Work instructions >> Go over the listing below line by line, and return each one holding the string "clipboard".

Supplied entries >>
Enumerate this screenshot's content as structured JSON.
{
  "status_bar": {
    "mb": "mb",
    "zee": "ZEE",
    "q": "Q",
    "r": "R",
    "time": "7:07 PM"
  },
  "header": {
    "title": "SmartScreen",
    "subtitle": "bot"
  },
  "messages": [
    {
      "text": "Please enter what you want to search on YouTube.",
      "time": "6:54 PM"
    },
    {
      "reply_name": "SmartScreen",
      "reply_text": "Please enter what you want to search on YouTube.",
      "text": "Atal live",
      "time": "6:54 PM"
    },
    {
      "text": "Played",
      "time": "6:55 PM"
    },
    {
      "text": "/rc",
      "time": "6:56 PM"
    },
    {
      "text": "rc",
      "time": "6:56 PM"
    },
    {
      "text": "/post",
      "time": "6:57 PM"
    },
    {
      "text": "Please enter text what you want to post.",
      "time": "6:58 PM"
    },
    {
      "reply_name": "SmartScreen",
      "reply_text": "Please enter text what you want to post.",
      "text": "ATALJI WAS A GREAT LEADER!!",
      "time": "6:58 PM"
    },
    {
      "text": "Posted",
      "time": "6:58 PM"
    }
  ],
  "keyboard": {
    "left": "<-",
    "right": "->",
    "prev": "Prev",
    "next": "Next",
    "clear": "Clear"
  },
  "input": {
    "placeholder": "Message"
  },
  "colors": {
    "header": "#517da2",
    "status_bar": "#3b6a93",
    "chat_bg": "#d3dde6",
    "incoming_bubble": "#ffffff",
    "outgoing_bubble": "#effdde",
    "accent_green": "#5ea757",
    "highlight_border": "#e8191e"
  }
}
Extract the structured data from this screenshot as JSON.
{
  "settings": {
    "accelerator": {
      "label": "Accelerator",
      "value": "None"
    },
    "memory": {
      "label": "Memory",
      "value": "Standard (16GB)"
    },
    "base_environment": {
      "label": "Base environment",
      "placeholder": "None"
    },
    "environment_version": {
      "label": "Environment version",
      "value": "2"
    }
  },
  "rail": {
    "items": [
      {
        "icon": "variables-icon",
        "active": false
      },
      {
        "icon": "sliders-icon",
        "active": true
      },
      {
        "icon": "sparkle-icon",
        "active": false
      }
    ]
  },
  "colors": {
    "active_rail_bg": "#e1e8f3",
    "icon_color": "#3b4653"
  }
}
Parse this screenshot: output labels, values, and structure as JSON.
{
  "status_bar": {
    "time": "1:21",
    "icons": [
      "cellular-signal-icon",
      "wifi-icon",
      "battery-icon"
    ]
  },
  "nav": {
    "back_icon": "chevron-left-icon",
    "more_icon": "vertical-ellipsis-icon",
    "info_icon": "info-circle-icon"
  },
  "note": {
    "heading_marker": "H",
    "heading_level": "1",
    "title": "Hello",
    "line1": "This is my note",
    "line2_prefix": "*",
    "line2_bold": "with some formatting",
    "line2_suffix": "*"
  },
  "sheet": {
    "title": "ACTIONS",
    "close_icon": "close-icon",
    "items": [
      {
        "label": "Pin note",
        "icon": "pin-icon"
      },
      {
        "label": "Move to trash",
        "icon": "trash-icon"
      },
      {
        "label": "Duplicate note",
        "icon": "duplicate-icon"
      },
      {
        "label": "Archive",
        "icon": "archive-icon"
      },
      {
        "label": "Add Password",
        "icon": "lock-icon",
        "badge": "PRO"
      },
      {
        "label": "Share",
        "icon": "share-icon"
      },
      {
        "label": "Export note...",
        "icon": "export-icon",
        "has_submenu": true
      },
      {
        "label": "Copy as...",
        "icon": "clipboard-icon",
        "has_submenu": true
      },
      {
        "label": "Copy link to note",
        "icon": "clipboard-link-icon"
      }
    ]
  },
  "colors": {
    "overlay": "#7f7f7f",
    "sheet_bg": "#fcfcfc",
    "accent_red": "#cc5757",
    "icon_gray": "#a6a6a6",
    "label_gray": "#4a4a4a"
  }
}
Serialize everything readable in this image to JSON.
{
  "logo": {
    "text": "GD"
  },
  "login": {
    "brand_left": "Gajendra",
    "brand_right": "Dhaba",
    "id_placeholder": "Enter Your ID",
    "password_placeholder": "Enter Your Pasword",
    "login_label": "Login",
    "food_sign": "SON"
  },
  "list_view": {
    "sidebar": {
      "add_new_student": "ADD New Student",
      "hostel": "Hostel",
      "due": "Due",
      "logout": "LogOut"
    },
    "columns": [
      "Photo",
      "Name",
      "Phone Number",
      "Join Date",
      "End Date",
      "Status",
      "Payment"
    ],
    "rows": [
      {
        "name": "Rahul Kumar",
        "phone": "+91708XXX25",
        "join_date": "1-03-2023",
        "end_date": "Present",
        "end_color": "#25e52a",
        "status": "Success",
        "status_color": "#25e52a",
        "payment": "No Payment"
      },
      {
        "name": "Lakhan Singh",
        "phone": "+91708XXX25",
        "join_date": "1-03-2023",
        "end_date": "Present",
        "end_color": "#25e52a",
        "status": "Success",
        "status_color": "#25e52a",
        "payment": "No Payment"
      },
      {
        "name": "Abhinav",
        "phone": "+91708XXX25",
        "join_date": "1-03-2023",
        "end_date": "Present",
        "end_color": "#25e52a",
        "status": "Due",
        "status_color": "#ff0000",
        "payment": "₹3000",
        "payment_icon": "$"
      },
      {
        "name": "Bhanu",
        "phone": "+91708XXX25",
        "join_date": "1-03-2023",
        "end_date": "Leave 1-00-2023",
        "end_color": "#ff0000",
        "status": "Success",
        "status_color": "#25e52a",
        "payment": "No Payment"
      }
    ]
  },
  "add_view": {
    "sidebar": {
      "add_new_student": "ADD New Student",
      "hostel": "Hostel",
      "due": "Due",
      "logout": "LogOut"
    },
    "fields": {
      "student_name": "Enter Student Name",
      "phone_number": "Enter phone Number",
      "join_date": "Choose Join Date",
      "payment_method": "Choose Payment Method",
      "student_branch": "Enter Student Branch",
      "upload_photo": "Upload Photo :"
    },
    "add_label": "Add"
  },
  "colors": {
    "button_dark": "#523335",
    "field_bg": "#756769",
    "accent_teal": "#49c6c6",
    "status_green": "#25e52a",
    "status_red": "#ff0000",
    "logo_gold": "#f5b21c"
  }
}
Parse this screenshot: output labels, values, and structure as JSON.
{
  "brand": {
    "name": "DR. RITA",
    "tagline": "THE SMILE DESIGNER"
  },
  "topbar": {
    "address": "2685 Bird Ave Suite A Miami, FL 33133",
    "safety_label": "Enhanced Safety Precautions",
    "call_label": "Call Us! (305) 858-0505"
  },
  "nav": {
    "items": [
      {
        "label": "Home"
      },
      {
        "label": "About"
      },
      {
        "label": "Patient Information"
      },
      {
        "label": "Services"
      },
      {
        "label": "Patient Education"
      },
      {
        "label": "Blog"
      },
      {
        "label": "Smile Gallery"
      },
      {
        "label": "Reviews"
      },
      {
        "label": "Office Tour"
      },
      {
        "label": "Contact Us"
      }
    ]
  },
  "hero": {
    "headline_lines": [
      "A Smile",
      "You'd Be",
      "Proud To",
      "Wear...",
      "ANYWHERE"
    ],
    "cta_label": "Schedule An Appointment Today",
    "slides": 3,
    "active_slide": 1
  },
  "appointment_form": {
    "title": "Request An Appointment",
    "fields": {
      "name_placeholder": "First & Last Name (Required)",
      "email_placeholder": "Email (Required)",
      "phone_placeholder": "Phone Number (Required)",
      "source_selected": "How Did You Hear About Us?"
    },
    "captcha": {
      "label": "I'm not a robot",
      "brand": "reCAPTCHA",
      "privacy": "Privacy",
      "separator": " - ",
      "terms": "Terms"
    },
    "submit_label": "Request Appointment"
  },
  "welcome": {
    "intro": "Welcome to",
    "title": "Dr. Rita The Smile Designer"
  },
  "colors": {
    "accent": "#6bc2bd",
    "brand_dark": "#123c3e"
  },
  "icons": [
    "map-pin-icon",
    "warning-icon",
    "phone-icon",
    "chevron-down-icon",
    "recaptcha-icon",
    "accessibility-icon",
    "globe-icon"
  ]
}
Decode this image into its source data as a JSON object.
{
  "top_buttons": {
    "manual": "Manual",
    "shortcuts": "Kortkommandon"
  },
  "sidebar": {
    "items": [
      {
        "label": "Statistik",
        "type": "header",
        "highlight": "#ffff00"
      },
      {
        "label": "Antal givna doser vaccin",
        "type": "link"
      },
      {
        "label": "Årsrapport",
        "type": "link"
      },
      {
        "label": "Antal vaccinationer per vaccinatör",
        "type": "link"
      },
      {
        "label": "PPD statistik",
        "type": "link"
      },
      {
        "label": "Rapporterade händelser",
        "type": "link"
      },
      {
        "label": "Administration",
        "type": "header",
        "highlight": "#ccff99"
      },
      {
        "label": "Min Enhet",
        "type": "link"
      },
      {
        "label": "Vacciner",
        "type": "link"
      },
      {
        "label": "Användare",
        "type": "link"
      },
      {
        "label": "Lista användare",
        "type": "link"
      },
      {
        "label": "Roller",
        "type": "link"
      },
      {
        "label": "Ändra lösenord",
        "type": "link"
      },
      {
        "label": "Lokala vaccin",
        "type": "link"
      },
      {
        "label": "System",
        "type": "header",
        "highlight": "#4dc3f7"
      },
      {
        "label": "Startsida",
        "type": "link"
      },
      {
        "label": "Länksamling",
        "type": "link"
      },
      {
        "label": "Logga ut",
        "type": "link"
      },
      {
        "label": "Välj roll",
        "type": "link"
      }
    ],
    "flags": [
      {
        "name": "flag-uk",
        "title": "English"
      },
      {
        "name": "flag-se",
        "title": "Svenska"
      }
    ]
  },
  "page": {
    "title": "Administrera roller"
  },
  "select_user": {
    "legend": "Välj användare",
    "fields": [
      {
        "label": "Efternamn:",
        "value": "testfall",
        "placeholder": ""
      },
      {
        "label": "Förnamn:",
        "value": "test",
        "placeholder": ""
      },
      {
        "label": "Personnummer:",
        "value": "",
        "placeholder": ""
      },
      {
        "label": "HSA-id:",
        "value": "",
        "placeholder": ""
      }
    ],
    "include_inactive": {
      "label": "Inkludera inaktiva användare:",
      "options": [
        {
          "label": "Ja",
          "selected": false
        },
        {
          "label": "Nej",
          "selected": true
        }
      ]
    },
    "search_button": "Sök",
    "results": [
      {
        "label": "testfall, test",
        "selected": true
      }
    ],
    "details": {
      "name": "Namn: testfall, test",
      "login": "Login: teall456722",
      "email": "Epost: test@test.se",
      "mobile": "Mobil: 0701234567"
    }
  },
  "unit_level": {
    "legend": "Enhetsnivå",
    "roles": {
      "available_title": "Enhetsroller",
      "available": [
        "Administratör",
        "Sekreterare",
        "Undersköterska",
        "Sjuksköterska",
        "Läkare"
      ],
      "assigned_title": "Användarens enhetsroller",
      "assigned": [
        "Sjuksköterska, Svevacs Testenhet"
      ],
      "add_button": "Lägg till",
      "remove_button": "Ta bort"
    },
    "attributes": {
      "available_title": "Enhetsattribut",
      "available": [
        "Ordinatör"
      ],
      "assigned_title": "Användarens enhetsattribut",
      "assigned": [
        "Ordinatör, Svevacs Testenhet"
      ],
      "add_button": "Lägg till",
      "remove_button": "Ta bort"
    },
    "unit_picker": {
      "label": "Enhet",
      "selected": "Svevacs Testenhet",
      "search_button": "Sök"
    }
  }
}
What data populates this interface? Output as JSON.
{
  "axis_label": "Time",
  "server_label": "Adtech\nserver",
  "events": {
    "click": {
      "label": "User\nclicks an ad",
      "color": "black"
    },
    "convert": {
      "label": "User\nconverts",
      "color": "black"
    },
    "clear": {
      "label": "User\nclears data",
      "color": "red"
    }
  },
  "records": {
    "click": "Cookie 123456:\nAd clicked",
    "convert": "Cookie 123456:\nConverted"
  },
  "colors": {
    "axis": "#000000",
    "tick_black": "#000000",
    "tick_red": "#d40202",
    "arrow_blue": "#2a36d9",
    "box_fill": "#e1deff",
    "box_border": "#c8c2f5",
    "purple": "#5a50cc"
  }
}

Output of the task >>
        "icon": "clipboard-icon",
        "icon": "clipboard-link-icon"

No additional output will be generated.